Unilever is to abandon its dual Anglo-Dutch corporate structure in favour of a single company based in London, reversing attempts two years ago to combine its businesses in the Netherlands.
The maker of Marmite, Dove soap and Ben & Jerry’s ice cream said it would seek to integrate its Dutch entity into its UK arm, ending a legacy of Unilever’s formation from the merger of a Dutch margarine company and British soap maker Lever Brothers more than 90 years ago.
The consumer goods group, one of the UK’s largest companies by market capitalisation, said the shift would make equity-based acquisitions or disposals easier and faster, including a potential spin-off of its tea division.
Past disposals such as the sale of Unilever’s spreads division have been complicated by the need to unwind complex internal structures resulting from the dual domicile.
Nils Andersen, chairman of Unilever, said: “We want to accelerate the pace of portfolio change, and unifying our legal parent structure will give us a greater flexibility for equity-based acquisitions and demergers.
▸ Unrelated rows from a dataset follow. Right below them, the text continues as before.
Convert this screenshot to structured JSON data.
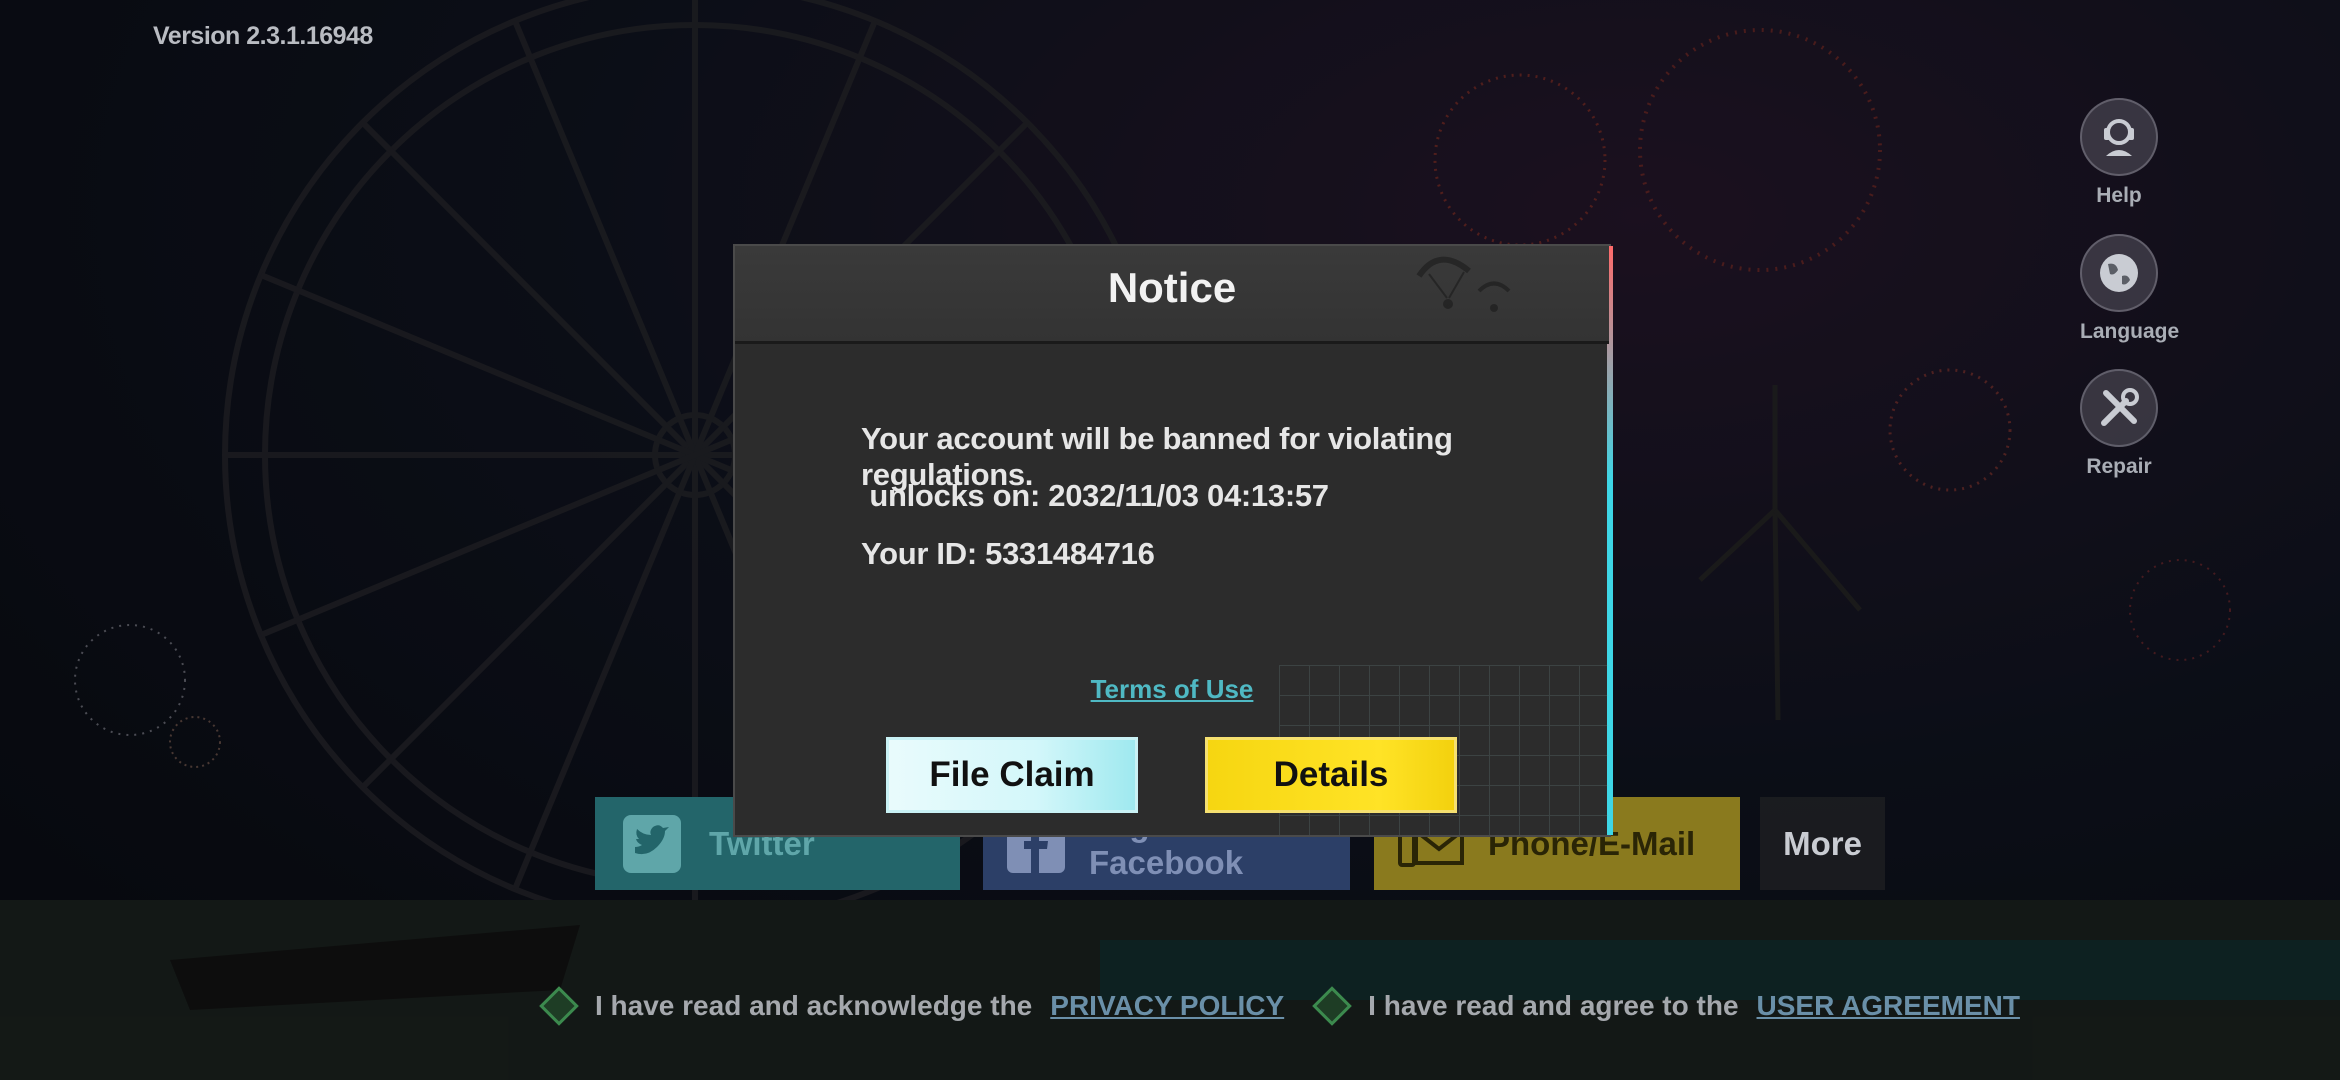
{
  "version": "Version 2.3.1.16948",
  "side_menu": {
    "help": "Help",
    "language": "Language",
    "repair": "Repair"
  },
  "login": {
    "twitter": "Twitter",
    "facebook": "Login with Facebook",
    "phone": "Phone/E-Mail",
    "more": "More"
  },
  "agreements": {
    "privacy_prefix": "I have read and acknowledge the",
    "privacy_link": "PRIVACY POLICY",
    "user_prefix": "I have read and agree to the",
    "user_link": "USER AGREEMENT"
  },
  "notice": {
    "title": "Notice",
    "line1": "Your account will be banned for violating regulations.",
    "line2": " unlocks on: 2032/11/03 04:13:57",
    "line3": "Your ID: 5331484716",
    "terms": "Terms of Use",
    "file_claim": "File Claim",
    "details": "Details"
  },
  "colors": {
    "claim_button": "#d3f7fa",
    "details_button": "#ffe326",
    "terms_link": "#4fb9c4",
    "twitter": "#23656a",
    "facebook": "#2c3f67",
    "phone": "#8a7a1e"
  }
}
That’s very important right now as we anticipate an increasingly dynamic business environment after the Covid-19 pandemic.”
He added: “The structure of the company is outdated . . . We didn’t get a bloody nose in 2018 to now kick the can down the road for a few more years.”
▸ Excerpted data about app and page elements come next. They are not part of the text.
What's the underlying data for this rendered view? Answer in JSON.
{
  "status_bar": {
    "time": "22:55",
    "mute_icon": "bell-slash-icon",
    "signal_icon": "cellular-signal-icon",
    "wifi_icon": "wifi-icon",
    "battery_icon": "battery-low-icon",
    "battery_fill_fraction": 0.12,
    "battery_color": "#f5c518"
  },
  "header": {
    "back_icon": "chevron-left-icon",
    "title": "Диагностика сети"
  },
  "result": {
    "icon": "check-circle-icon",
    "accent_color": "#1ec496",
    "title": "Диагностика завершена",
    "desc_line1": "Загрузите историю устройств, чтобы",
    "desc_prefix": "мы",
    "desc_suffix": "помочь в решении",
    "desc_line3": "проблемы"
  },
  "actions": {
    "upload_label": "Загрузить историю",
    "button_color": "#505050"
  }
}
A plan two years ago to merge the UK into the Dutch entity, pushed by former chief executive Paul Polman, was scrapped after shareholder opposition, in part because the company would have dropped out of the FTSE 100 after abandoning its London listing.
Shareholders will need to approve the fresh plan to scrap the dual structure, which was hailed by the UK government as a “vote of confidence”. It will require consent from half of the shareholders in the Dutch entity and 75 per cent of those who own UK-based shares.
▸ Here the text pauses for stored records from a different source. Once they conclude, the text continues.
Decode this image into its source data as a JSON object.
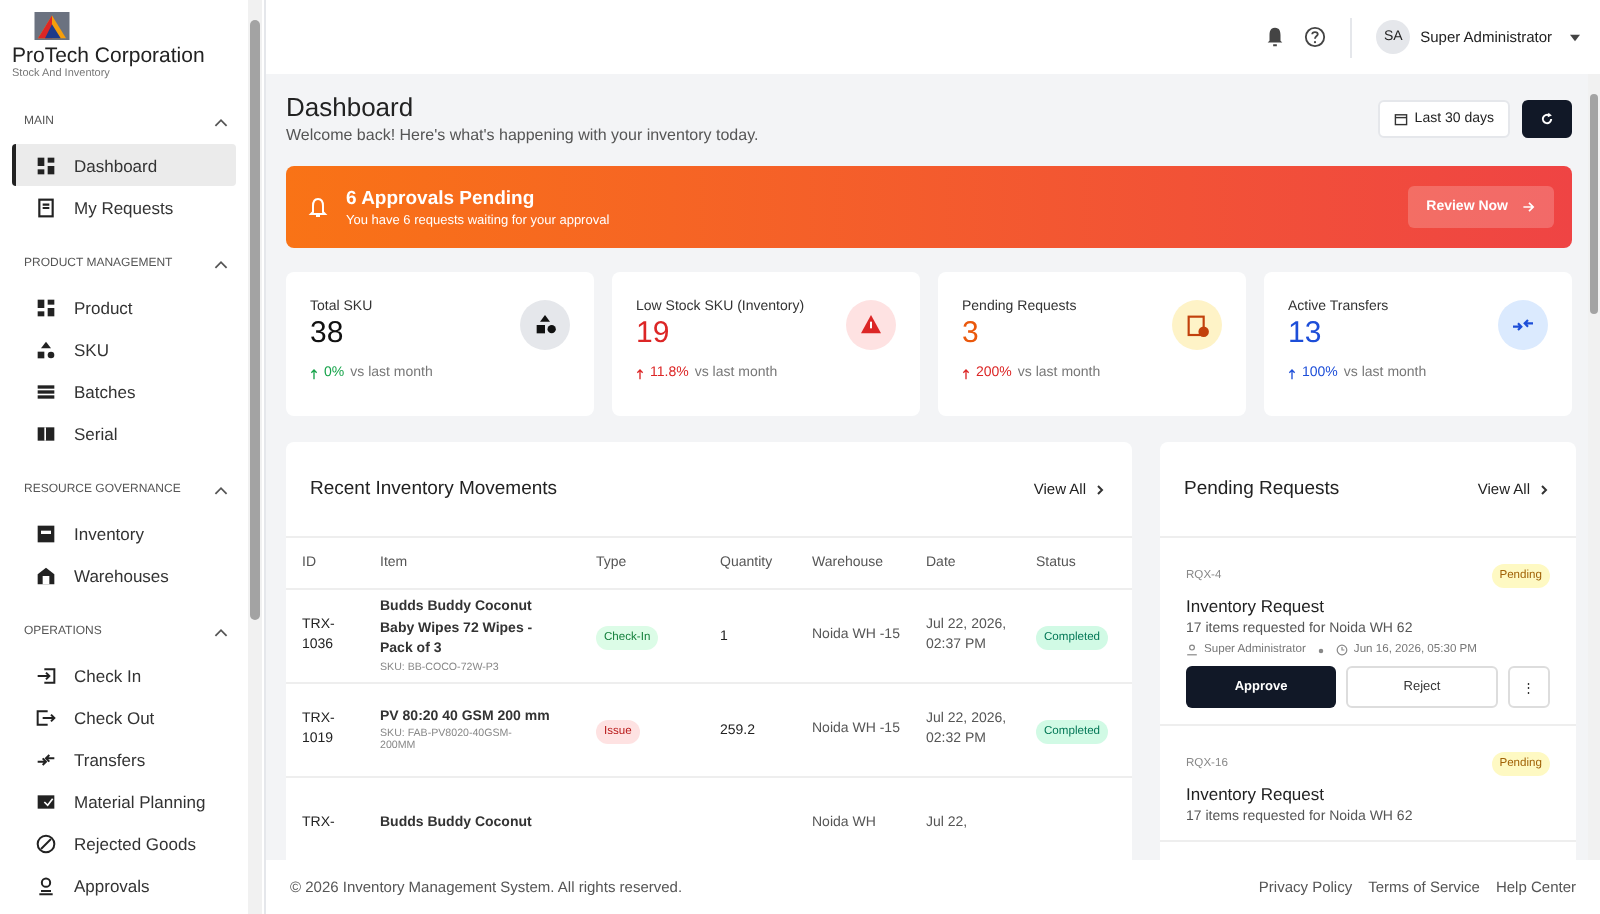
{
  "sidebar": {
    "brand": "ProTech Corporation",
    "subtitle": "Stock And Inventory",
    "sections": [
      {
        "title": "MAIN",
        "expanded": true,
        "items": [
          {
            "label": "Dashboard",
            "selected": true
          },
          {
            "label": "My Requests",
            "selected": false
          }
        ]
      },
      {
        "title": "PRODUCT MANAGEMENT",
        "expanded": true,
        "items": [
          {
            "label": "Product",
            "selected": false
          },
          {
            "label": "SKU",
            "selected": false
          },
          {
            "label": "Batches",
            "selected": false
          },
          {
            "label": "Serial",
            "selected": false
          }
        ]
      },
      {
        "title": "RESOURCE GOVERNANCE",
        "expanded": true,
        "items": [
          {
            "label": "Inventory",
            "selected": false
          },
          {
            "label": "Warehouses",
            "selected": false
          }
        ]
      },
      {
        "title": "OPERATIONS",
        "expanded": true,
        "items": [
          {
            "label": "Check In",
            "selected": false
          },
          {
            "label": "Check Out",
            "selected": false
          },
          {
            "label": "Transfers",
            "selected": false
          },
          {
            "label": "Material Planning",
            "selected": false
          },
          {
            "label": "Rejected Goods",
            "selected": false
          },
          {
            "label": "Approvals",
            "selected": false
          }
        ]
      }
    ]
  },
  "topbar": {
    "avatar": "SA",
    "user": "Super Administrator"
  },
  "header": {
    "title": "Dashboard",
    "subtitle": "Welcome back! Here's what's happening with your inventory today.",
    "range": "Last 30 days"
  },
  "alert": {
    "title": "6 Approvals Pending",
    "message": "You have 6 requests waiting for your approval",
    "button": "Review Now"
  },
  "stats": [
    {
      "label": "Total SKU",
      "value": "38",
      "change": "0%",
      "suffix": "vs last month",
      "kind": "neutral"
    },
    {
      "label": "Low Stock SKU (Inventory)",
      "value": "19",
      "change": "11.8%",
      "suffix": "vs last month",
      "kind": "danger"
    },
    {
      "label": "Pending Requests",
      "value": "3",
      "change": "200%",
      "suffix": "vs last month",
      "kind": "warning"
    },
    {
      "label": "Active Transfers",
      "value": "13",
      "change": "100%",
      "suffix": "vs last month",
      "kind": "info"
    }
  ],
  "movements": {
    "title": "Recent Inventory Movements",
    "view_all": "View All",
    "columns": [
      "ID",
      "Item",
      "Type",
      "Quantity",
      "Warehouse",
      "Date",
      "Status"
    ],
    "rows": [
      {
        "id": "TRX-1036",
        "item": "Budds Buddy Coconut Baby Wipes 72 Wipes - Pack of 3",
        "sku": "SKU: BB-COCO-72W-P3",
        "type": {
          "label": "Check-In",
          "kind": "in"
        },
        "quantity": "1",
        "warehouse": "Noida WH -15",
        "date": "Jul 22, 2026, 02:37 PM",
        "status": "Completed"
      },
      {
        "id": "TRX-1019",
        "item": "PV 80:20 40 GSM 200 mm",
        "sku": "SKU: FAB-PV8020-40GSM-200MM",
        "type": {
          "label": "Issue",
          "kind": "issue"
        },
        "quantity": "259.2",
        "warehouse": "Noida WH -15",
        "date": "Jul 22, 2026, 02:32 PM",
        "status": "Completed"
      },
      {
        "id": "TRX-",
        "item": "Budds Buddy Coconut",
        "warehouse": "Noida WH",
        "date": "Jul 22,"
      }
    ]
  },
  "pending": {
    "title": "Pending Requests",
    "view_all": "View All",
    "requests": [
      {
        "id": "RQX-4",
        "status": "Pending",
        "title": "Inventory Request",
        "description": "17 items requested for Noida WH 62",
        "user": "Super Administrator",
        "time": "Jun 16, 2026, 05:30 PM",
        "approve": "Approve",
        "reject": "Reject",
        "more": "⋮"
      },
      {
        "id": "RQX-16",
        "status": "Pending",
        "title": "Inventory Request",
        "description": "17 items requested for Noida WH 62"
      }
    ]
  },
  "footer": {
    "copyright": "© 2026 Inventory Management System. All rights reserved.",
    "links": [
      "Privacy Policy",
      "Terms of Service",
      "Help Center"
    ]
  }
}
The proposal raises the possibility of a split of Unilever’s food arm from its beauty and personal care and food divisions. The company said the Dutch government had sought an assurance that any future spin-off of the foods and refreshment division would result in a Dutch-based and listed company.
Unilever said it was happy to make such an assurance but had “no plans” at present to demerge the division.
The company said it expected to retain its listing in both the FTSE 100 and Dutch AEX indices and would remain listed on exchanges in London, Amsterdam and New York. It said operations in both the UK and Netherlands would remain the same.
Alan Jope, chief executive, said the company had not canvassed shareholders before announcing the move.
Analysts welcomed the plan after a lacklustre recent performance from Unilever, which reported flat underlying sales growth in the first quarter after the pandemic hurt its food service and ice cream divisions.
Shares in the Dutch entity were up 1.2 per cent to €47.74 in late afternoon trading on Thursday, while the UK-based shares rose 0.7 per cent to £43.47.
The shift will make it easier for Unilever to raise equity if required.
Martin Deboo, analyst at Jefferies, said a €6.8bn deal reached in 2017 to sell Unilever’s spreads business to KKR had required dozens of internal unbundling transactions, as some of the relevant subsidiaries were technically owned by the UK entity and some by the Dutch.
That helped convince management that simplification was needed, he said. “The immediate issue is whether NV shareholders will have the same objections to the proposal as PLC ones did in 2018, something a retained AEX listing might mitigate.”
He added that the shift “is more than just a legal change . . . It would suggest to me that they are serious about evolving the portfolio. We have long been arguing for a split of the business to unlock some value — it’s refreshing to see they are thinking creatively and radically about this.”
Following the merger, shareholders in the current Dutch entity will own about 55 per cent of the new company, with those already owning UK shares accounting for about 45 per cent.
Alok Sharma, UK business secretary, said he was “delighted” to see Unilever’s proposals to become a fully incorporated UK company, calling it “a clear vote of confidence in the UK”.
The Dutch government had urged Unilever to seek a single listing in the Netherlands after Brexit. It tried to woo the group by scrapping a dividend tax on big corporates, but the tax break was ditched after a public backlash in 2018. Eric Wiebes, minister for economic affairs of the Netherlands, said Unilever informed the Dutch government of its intention in mid-May. Mr Wiebes said he “regretted” the decision and said the government had been in “intensive dialogue” to save Unilever’s Dutch operations.
In a letter to parliament, Mr Wiebes wrote that the move would not cause job losses in the Netherlands. The Dutch government would set up an advisory group to discuss ways to strengthen Unilever’s presence in the country, he said.
avid Hayes, an analyst at Société Générale, said the announcement would revive calls for a large-scale merger with rivals such as Reckitt Benckiser or Colgate-Palmolive.
Unilever’s largest division is beauty and personal care, which accounted for €21.9bn of turnover in 2019, followed by the Dutch-based food division, with €19.3bn, and home care with €10.8bn.